              var text = this.GetText(face.scores);

              gfx.DrawString(text, new Font(FontFamily.GenericSerif, 64), new SolidBrush(Color.Red),
                face.faceRectangle.left + 24,
                face.faceRectangle.height + face.faceRectangle.top);
            }
          }
          this.pictureBox1.Image = image;
        }

I’m very impressed with how easy it is (in fact most of it’s being used to update the picture box in my little Winforms app!).

What do you think? Do I look about 65% surprised?

emotion_screenshot

DDDNorth 2016

I was very excited when I saw the announcement of DDDNorth earlier this year. I’ve attended the conference several times before and to see it was once again in Leeds really gave me no excuse not to attend!

Despite having a rather late night the previous evening I was one of the first there, in fact I think I accidentally tailgated a speaker inside and sat quietly in the corner until the masses arrived.

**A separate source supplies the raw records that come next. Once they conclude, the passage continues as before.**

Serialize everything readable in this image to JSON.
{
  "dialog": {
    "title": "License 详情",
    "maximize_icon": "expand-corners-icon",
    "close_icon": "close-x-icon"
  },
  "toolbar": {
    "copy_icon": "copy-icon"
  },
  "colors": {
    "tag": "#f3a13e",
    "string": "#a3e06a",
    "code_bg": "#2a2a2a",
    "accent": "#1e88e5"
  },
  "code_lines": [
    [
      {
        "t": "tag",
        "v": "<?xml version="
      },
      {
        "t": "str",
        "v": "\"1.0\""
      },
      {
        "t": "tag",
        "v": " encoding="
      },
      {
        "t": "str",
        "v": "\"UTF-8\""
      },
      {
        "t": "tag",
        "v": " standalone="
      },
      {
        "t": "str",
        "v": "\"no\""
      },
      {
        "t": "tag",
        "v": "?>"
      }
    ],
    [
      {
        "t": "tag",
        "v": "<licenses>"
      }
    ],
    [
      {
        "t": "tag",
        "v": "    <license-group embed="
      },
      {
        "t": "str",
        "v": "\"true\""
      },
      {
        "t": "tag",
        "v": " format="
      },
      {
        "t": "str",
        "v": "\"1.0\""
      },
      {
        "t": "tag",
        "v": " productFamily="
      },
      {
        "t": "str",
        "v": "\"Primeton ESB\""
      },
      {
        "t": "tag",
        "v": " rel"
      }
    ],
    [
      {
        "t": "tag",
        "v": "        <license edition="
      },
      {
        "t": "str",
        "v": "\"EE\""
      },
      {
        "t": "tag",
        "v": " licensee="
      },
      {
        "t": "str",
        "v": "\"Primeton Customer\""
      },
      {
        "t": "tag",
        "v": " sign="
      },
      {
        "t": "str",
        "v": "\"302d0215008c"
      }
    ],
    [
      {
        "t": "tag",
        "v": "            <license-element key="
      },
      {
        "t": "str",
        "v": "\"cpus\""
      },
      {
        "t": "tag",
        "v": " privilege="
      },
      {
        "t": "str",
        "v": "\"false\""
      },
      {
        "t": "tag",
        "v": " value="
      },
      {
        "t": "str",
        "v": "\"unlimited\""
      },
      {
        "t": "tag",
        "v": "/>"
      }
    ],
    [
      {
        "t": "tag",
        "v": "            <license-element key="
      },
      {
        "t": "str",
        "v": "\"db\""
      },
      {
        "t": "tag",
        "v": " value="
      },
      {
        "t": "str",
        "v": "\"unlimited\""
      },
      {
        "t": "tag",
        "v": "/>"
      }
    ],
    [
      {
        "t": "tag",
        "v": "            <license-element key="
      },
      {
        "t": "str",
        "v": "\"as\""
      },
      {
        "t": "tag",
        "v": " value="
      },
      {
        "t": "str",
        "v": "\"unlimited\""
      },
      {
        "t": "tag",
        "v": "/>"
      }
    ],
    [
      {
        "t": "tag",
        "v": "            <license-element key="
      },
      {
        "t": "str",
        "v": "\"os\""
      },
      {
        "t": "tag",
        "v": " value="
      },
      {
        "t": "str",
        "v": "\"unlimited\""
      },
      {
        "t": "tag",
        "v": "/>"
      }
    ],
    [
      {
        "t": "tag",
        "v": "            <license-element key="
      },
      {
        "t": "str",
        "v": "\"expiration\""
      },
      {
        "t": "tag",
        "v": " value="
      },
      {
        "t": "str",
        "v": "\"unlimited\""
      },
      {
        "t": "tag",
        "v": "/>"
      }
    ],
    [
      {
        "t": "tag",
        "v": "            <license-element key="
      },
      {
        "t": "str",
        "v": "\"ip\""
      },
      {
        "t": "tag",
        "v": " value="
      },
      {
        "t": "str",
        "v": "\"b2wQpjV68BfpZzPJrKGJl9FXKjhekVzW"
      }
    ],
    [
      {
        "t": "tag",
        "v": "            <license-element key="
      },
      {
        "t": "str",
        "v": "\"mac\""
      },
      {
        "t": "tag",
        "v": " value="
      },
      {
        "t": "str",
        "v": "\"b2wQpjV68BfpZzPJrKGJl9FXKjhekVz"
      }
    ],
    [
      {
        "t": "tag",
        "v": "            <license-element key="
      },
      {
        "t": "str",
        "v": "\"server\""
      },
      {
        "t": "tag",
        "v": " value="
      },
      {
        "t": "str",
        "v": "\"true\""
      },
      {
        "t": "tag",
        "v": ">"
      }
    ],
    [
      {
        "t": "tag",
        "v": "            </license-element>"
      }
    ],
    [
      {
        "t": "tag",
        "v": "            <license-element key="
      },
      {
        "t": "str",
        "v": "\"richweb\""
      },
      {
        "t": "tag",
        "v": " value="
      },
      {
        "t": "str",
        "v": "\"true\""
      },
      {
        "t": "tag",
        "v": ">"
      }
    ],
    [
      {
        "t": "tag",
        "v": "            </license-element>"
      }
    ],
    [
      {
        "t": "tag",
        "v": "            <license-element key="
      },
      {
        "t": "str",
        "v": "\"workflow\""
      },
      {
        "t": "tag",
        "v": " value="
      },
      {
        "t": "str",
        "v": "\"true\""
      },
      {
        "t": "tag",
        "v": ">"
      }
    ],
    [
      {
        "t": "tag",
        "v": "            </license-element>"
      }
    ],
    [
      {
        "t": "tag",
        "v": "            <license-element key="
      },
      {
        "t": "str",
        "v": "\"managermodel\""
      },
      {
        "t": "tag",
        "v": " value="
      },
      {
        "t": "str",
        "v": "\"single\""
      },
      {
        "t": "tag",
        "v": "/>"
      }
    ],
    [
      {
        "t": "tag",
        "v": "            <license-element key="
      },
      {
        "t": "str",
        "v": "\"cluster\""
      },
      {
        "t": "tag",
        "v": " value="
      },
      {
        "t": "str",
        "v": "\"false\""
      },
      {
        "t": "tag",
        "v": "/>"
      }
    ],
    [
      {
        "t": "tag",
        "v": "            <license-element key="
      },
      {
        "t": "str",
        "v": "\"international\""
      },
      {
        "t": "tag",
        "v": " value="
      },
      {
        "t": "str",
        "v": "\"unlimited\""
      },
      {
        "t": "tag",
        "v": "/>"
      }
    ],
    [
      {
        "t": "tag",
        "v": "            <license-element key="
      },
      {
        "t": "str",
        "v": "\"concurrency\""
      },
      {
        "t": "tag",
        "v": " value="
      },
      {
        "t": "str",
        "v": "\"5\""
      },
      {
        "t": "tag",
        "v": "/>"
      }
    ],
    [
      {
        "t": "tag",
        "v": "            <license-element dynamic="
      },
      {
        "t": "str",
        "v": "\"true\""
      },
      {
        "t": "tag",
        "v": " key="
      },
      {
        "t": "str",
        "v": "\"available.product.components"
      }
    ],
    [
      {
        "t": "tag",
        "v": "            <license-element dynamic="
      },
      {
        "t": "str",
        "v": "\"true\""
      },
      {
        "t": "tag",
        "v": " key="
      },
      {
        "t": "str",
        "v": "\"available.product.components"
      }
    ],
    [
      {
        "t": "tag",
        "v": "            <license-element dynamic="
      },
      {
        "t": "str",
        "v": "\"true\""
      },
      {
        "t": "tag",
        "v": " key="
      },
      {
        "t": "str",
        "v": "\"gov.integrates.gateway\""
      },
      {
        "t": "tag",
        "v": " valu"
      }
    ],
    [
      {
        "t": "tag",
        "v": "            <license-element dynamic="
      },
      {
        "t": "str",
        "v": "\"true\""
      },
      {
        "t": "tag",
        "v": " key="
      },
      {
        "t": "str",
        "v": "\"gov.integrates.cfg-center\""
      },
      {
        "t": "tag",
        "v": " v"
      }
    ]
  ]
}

For those of you who don’t know the DDD events are free, one day conferences focused at .NET developers. They’re held around the country and have a very high standard of speakers. DDDNorth is our annual event and usually circulates between the Universities of Leeds, Sunderland and Bradford.

The first session I attended was “Machine Learning for Muggles” by Martin Kearn and it was one of the best geeky talks I have ever attended.

Martin demonstrated how to use the Azure Machine Learning API to upload your own data for analysis. He then took a photo of the audience and used facial recognition and text analysis to ask questions like “show me the happiest person”. Before today I’d always assumed machine learning was only for the likes of Google, before the first coffee break I was already wondering whether I could use the APIs in our own products.

The second session I attended was “10 More Things You Need to do to Succeed as a Tech Lead” by Joel Hammond-Turner. I’d attended one of his talks before (entitled 10 Things You Need to do to Succeed as a Tech Lead) and with my recent change in role I felt it was a wise choice session.

I was right. Joel gave us a good list. It contained tips on requirements, instrumentation, and team training. I was particularly impressed by his thoughts on managing and measuring technical debt!

The last session of the morning was “You read The Phoenix Project and you loved it! Now What?” by Matteo Emili. Having recently bought and demolished TPP while on holiday this was the session I was perhaps most excited about. Matteo argued for pragmatism, he told us that in order to sell process changes the value must be determined. He quoted the common phrase “you can’t manage what you can’t measure” and discussed in depth how you should use the Build-Measure-Learn. There were even a few tips and ticks towards the end to help us get our automation deployments going!

It was lunchtime, which meant sandwiches and GROC talks (I have always been curious to know what that stands for).

I arrived in time to see a few interesting mini-talks. The first was on using the C# interactive window in Visual Studio, the second was around ARM templates for Azure, and the final one was entitled “What’s the Point of Microsoft?” and was a tongue in cheek presentation about how the big tech players compete in today’s software and hardware world.

I’d love to continue, I’d love to tell you about the Microsoft BOT API talks I had lined up for the afternoon. Alas it was not to be, it was around this time that the office called to tell me that several hundred members were having issues with their accounts. No rest for the wicked!

I’d like to take the time to thank the DDDNorth team for putting together yet another fantastic event. The speakers this year were superb and if I get the chance I fully intend to catch the sessions I missed elsewhere in the country at a later date. See you next year!